• [Record set]
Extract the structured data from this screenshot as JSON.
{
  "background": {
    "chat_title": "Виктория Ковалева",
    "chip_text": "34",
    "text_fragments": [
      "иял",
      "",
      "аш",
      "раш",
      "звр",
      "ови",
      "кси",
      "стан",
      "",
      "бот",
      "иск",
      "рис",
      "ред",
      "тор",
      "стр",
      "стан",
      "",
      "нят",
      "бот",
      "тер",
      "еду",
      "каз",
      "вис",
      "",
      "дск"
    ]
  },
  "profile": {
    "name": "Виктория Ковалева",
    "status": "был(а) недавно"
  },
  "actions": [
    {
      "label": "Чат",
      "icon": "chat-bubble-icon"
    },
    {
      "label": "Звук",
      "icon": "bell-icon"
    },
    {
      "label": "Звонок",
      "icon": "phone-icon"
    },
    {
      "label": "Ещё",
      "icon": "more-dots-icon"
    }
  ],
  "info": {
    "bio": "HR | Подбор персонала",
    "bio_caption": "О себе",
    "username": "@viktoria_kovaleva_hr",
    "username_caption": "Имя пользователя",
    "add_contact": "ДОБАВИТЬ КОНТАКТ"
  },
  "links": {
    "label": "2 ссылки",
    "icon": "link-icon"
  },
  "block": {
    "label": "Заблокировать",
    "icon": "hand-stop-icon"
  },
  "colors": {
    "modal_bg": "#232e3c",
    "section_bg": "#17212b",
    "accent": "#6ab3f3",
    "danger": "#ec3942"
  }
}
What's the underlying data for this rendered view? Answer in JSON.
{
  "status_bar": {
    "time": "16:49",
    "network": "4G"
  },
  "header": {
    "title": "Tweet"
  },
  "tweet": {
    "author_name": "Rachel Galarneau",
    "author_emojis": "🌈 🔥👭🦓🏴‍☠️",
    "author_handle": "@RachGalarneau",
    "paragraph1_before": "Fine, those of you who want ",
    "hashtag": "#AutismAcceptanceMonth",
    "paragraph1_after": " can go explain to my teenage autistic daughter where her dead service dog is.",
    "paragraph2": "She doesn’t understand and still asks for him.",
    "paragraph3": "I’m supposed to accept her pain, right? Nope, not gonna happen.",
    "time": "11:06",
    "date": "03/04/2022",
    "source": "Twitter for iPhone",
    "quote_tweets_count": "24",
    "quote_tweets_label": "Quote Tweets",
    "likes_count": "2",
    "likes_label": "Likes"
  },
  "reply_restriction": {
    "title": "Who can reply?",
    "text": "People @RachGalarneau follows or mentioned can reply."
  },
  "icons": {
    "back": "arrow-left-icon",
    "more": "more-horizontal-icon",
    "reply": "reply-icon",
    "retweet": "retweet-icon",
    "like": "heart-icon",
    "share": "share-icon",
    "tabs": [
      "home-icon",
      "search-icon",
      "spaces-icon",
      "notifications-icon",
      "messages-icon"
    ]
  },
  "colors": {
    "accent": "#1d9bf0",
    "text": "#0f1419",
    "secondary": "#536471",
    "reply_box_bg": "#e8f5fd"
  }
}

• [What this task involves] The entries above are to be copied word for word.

• [Task output]
Extract the structured data from this screenshot as JSON.
{
  "background": {
    "chat_title": "Виктория Ковалева",
    "chip_text": "34",
    "text_fragments": [
      "иял",
      "",
      "аш",
      "раш",
      "звр",
      "ови",
      "кси",
      "стан",
      "",
      "бот",
      "иск",
      "рис",
      "ред",
      "тор",
      "стр",
      "стан",
      "",
      "нят",
      "бот",
      "тер",
      "еду",
      "каз",
      "вис",
      "",
      "дск"
    ]
  },
  "profile": {
    "name": "Виктория Ковалева",
    "status": "был(а) недавно"
  },
  "actions": [
    {
      "label": "Чат",
      "icon": "chat-bubble-icon"
    },
    {
      "label": "Звук",
      "icon": "bell-icon"
    },
    {
      "label": "Звонок",
      "icon": "phone-icon"
    },
    {
      "label": "Ещё",
      "icon": "more-dots-icon"
    }
  ],
  "info": {
    "bio": "HR | Подбор персонала",
    "bio_caption": "О себе",
    "username": "@viktoria_kovaleva_hr",
    "username_caption": "Имя пользователя",
    "add_contact": "ДОБАВИТЬ КОНТАКТ"
  },
  "links": {
    "label": "2 ссылки",
    "icon": "link-icon"
  },
  "block": {
    "label": "Заблокировать",
    "icon": "hand-stop-icon"
  },
  "colors": {
    "modal_bg": "#232e3c",
    "section_bg": "#17212b",
    "accent": "#6ab3f3",
    "danger": "#ec3942"
  }
}
What's the underlying data for this rendered view? Answer in JSON.
{
  "status_bar": {
    "time": "16:49",
    "network": "4G"
  },
  "header": {
    "title": "Tweet"
  },
  "tweet": {
    "author_name": "Rachel Galarneau",
    "author_emojis": "🌈 🔥👭🦓🏴‍☠️",
    "author_handle": "@RachGalarneau",
    "paragraph1_before": "Fine, those of you who want ",
    "hashtag": "#AutismAcceptanceMonth",
    "paragraph1_after": " can go explain to my teenage autistic daughter where her dead service dog is.",
    "paragraph2": "She doesn’t understand and still asks for him.",
    "paragraph3": "I’m supposed to accept her pain, right? Nope, not gonna happen.",
    "time": "11:06",
    "date": "03/04/2022",
    "source": "Twitter for iPhone",
    "quote_tweets_count": "24",
    "quote_tweets_label": "Quote Tweets",
    "likes_count": "2",
    "likes_label": "Likes"
  },
  "reply_restriction": {
    "title": "Who can reply?",
    "text": "People @RachGalarneau follows or mentioned can reply."
  },
  "icons": {
    "back": "arrow-left-icon",
    "more": "more-horizontal-icon",
    "reply": "reply-icon",
    "retweet": "retweet-icon",
    "like": "heart-icon",
    "share": "share-icon",
    "tabs": [
      "home-icon",
      "search-icon",
      "spaces-icon",
      "notifications-icon",
      "messages-icon"
    ]
  },
  "colors": {
    "accent": "#1d9bf0",
    "text": "#0f1419",
    "secondary": "#536471",
    "reply_box_bg": "#e8f5fd"
  }
}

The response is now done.